It is annoying to have a build warning but you are not forced to upgrade to Swift 4. Xcode 9 supports both Swift 3.2 and Swift 4 through a build setting so you can migrate one target at a time.

Assuming you want to upgrade to Swift 4, clicking the build warning starts the Xcode migrator so you can choose which targets to upgrade. You have two choices for the migration:

• Minimize Inference: This is the recommended approach. The migrator will only add @objc to your code in the obvious places such as methods that are the target for a #selector. This should give you a smaller binary but you have some extra manual work to do to finish the migration (see below).
• Match Swift 3 Behavior: This approach adds @objc to your code anywhere the Swift 3 compiler would have inferred it. It is a safe choice but by sprinkling @objc throughout your code you will not see the smaller binary size.

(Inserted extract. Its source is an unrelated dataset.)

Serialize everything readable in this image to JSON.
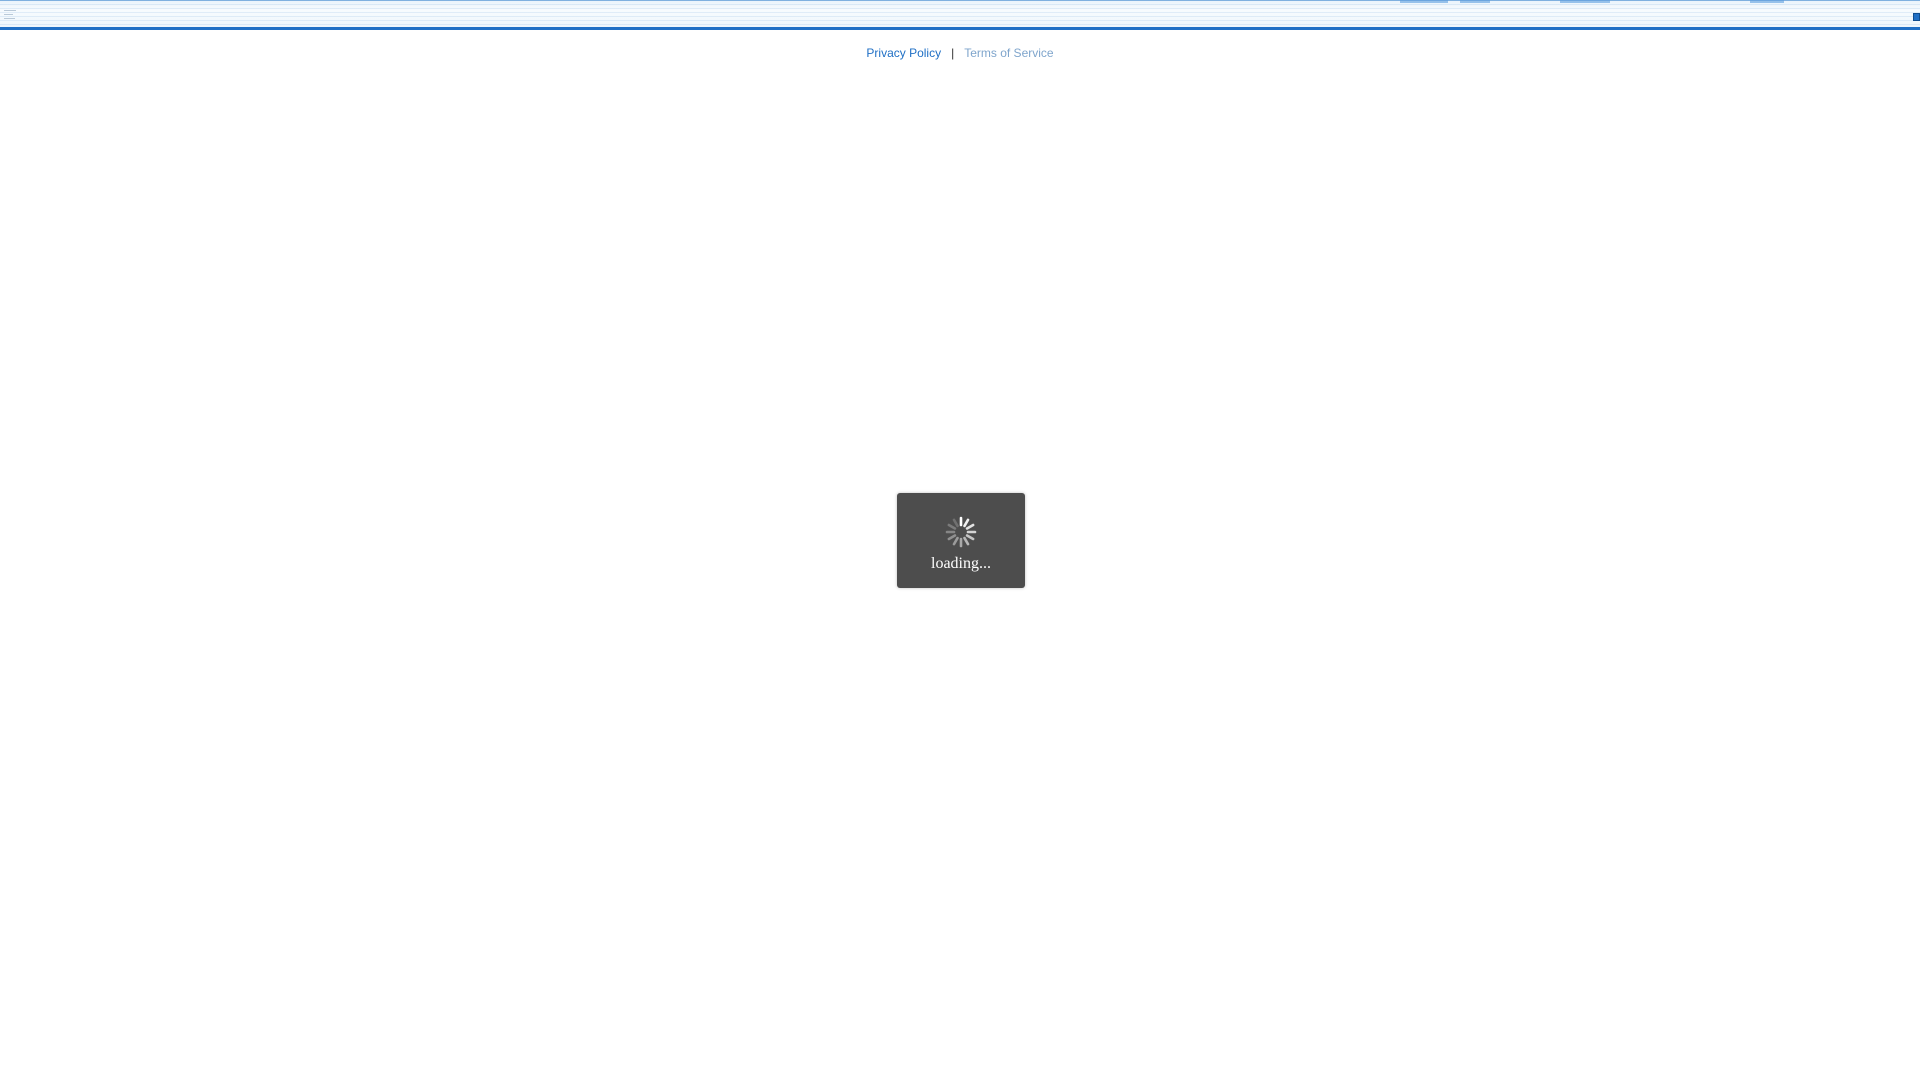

If you take the recommended approach Xcode will remind you that you have some extra work to do. This is also the only time you get a link to the migration guide. You can also find this guide in the Xcode help if you look under the “Work in Xcode” section:

Once Xcode has done its best it leaves you with this worrying warning message:

If you check the build settings you will see that the Swift 3 rules for @objcinference are still in effect:

This is helpful as you will get build time and run time warnings any time your code is missing an @objc that the Swift 3 rules would have inferred. So now is a good time to run your tests and check the logs.

Manual Fixing @objc Inference

If you are working with a pure Swift project the migrator seems to do a pretty good job of adding @objc where you need it. For example, when you use a method with a #selector:

Since it is UIKit code that calls the doAction method it must be accessible to the Objective-C runtime. Luckily the migrator adds the @objc for you:

If you are working with a mixed Swift and Objective-C project you are likely to have more work to do. For example, suppose I had this Swift class:

Under the old Swift 3 rules properties and methods of NSObject subclasses were accessibile from Objective-C (unless they were private).

In Swift 4 mode this is no longer the case and you should see build and run time warnings prompting you to add @objc:

I can fix the warnings by adding @objc to both the property and method declaration:

If you are sure that you want to expose all properties and methods of a class to the Objective-C runtime you can use the @objcMembers annotation:

Using @objcMembers also applies @objc by default to any extensions of the class. It can be convenient to collect methods that should be accessibile from Objective-C in an @objc extension. So another way to write the above would be:

Note: I cannot move someFlag to the extension as they cannot contain stored properties.

You can also use @nonobjc to override a default @objc. For example in an @objc extension:

Completing The Migration

Once you are sure you have fixed everything you should disable the Swift 3 @objc inference rules in the build settings for each target:

With the setting switched to Default the warning should go away and you can get back to work.

Source: useyourloaf